* Task *
The expected output is every entry, copied exactly.

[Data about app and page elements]

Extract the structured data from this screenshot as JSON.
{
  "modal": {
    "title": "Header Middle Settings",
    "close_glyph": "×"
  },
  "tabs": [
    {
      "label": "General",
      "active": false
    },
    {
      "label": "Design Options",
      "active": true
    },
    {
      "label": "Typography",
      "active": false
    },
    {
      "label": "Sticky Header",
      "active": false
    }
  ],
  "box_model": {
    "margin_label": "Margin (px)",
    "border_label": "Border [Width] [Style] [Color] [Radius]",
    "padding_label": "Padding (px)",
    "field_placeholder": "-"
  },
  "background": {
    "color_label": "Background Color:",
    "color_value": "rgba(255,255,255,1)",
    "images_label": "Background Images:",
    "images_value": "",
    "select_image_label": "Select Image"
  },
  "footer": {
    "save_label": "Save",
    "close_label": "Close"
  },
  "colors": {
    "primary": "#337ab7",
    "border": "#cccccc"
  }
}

* Solution for this problem *
Extract the structured data from this screenshot as JSON.
{
  "modal": {
    "title": "Header Middle Settings",
    "close_glyph": "×"
  },
  "tabs": [
    {
      "label": "General",
      "active": false
    },
    {
      "label": "Design Options",
      "active": true
    },
    {
      "label": "Typography",
      "active": false
    },
    {
      "label": "Sticky Header",
      "active": false
    }
  ],
  "box_model": {
    "margin_label": "Margin (px)",
    "border_label": "Border [Width] [Style] [Color] [Radius]",
    "padding_label": "Padding (px)",
    "field_placeholder": "-"
  },
  "background": {
    "color_label": "Background Color:",
    "color_value": "rgba(255,255,255,1)",
    "images_label": "Background Images:",
    "images_value": "",
    "select_image_label": "Select Image"
  },
  "footer": {
    "save_label": "Save",
    "close_label": "Close"
  },
  "colors": {
    "primary": "#337ab7",
    "border": "#cccccc"
  }
}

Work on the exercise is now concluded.